Company leaders say the emerging technology is triggering a global movement effecting “supply chains, financial services, government and healthcare” as leaders experiment on active blockchain networks to redefine the fundamentals of business transactions.IBM also highlighted its development of the world’s smallest computer, which was designed to help companies integrate the blockchain by verifying the authenticity of goods as they are shipped around the world. The chip is smaller than a grain of rock salt and costs less than 10 cents to make.
Blockchain: The $3.1 Trillion Industry
IBM’s general manager of blockchain, Marie Wieck, also detailed how the widespread use of the technology would have a $3.1 trillion-impact on the global economy. Speaking withThe Australian Financial Review, she highlighted research from Gartner whichestimatesthe value-add of the blockchain economy at just over $176 billion by 2025, with a run-up to over $3.1 trillion by 2030.
Some of those gains are already being realized in the United Arab Emirates. Wieck pointed to Dubai as a world leader in blockchain adoption. Their Smart Dubai initiative, supported by the government, aims to eliminate paper-based systems that consistently underpin inefficiency. They plan to tackle visa applications, bill payments, real estate records and transactions, license renewals and carbon emissions by managing it all on the blockchain.
As Technology Advances, IBM’s Treatment of Employees Is Under the Microscope

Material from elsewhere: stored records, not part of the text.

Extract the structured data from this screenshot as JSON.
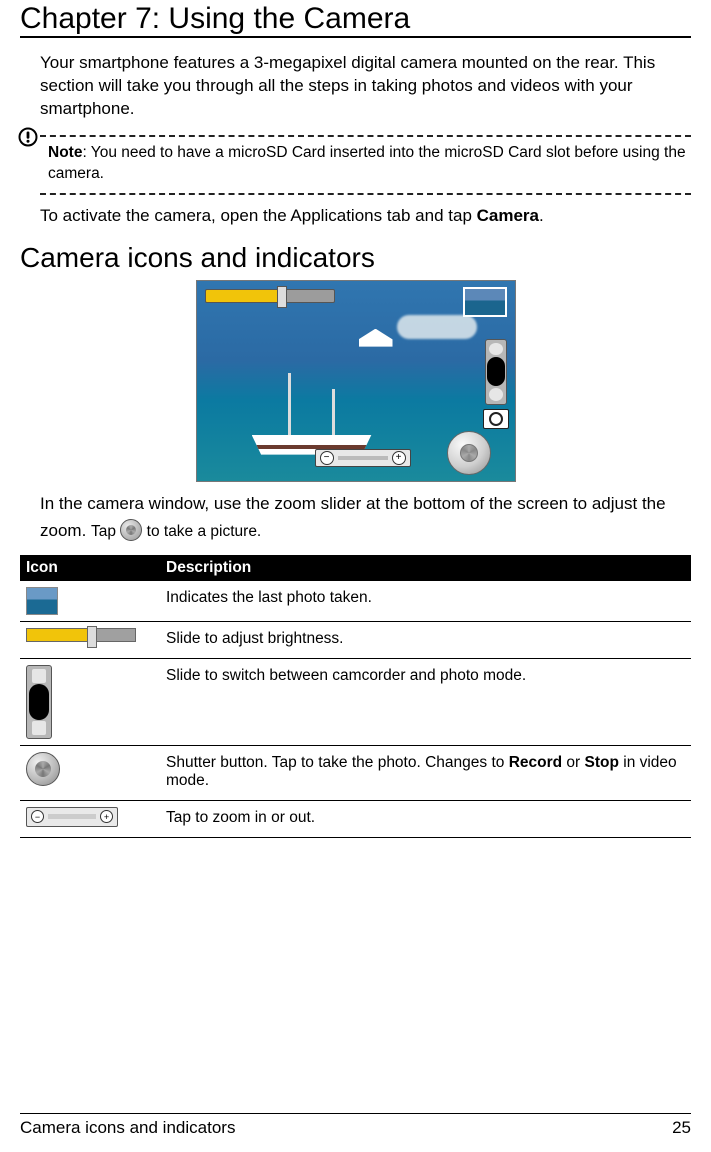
{
  "chapter_title": "Chapter 7: Using the Camera",
  "intro": "Your smartphone features a 3-megapixel digital camera mounted on the rear. This section will take you through all the steps in taking photos and videos with your smartphone.",
  "note": {
    "label": "Note",
    "text": ": You need to have a microSD Card inserted into the microSD Card slot before using the camera."
  },
  "activate": {
    "pre": "To activate the camera, open the Applications tab and tap ",
    "bold": "Camera",
    "post": "."
  },
  "section_title": "Camera icons and indicators",
  "instr": {
    "line1": "In the camera window, use the zoom slider at the bottom of the screen to adjust the zoom. ",
    "tap": "Tap ",
    "after": " to take a picture."
  },
  "table": {
    "headers": {
      "icon": "Icon",
      "desc": "Description"
    },
    "rows": [
      {
        "desc": "Indicates the last photo taken."
      },
      {
        "desc": "Slide to adjust brightness."
      },
      {
        "desc": "Slide to switch between camcorder and photo mode."
      },
      {
        "desc_pre": "Shutter button. Tap to take the photo. Changes to ",
        "b1": "Record",
        "mid": " or ",
        "b2": "Stop",
        "desc_post": " in video mode."
      },
      {
        "desc": "Tap to zoom in or out."
      }
    ]
  },
  "footer": {
    "left": "Camera icons and indicators",
    "right": "25"
  }
}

An investigative report byProPublicaentitled“Cutting ‘Old Heads’ at IBM”issued a startling analysis, that as IBM “scrambled to compete in the internet world, the once-dominant tech company cut tens of thousands of U.S. workers, hitting its most senior employees hardest and flouting rules against age bias.” It’s a gripping and thorough takedown that leaves little ambiguity about how Baby Boomers are finding themselves in the crosshairs of technological efficiency.
“Just as importantly, business needs the gray hairs just as much as the old heads need and want the work. What businesses can’t afford to do is simply rehire their experienced workers and put them back into their old jobs. Businesses have to think smarter than that. They must learn to leverage the experience and practical intelligence of mature people, and get them to work with younger colleagues and reinvest their experience back into the business.”
While IBM is urging businesses and governments to reinvent themselves by embracing the blockchain and is building initiatives around cryptographic anchors and digital transactions tocombat product fraud, for example, corporate governance across every industry will need to turn itsattention to workersaround the world. Exploration of tech will go hand in hand with debates about deleted wages and the exploration of universal basic income and other concrete plans to help displaced workers and the homeless.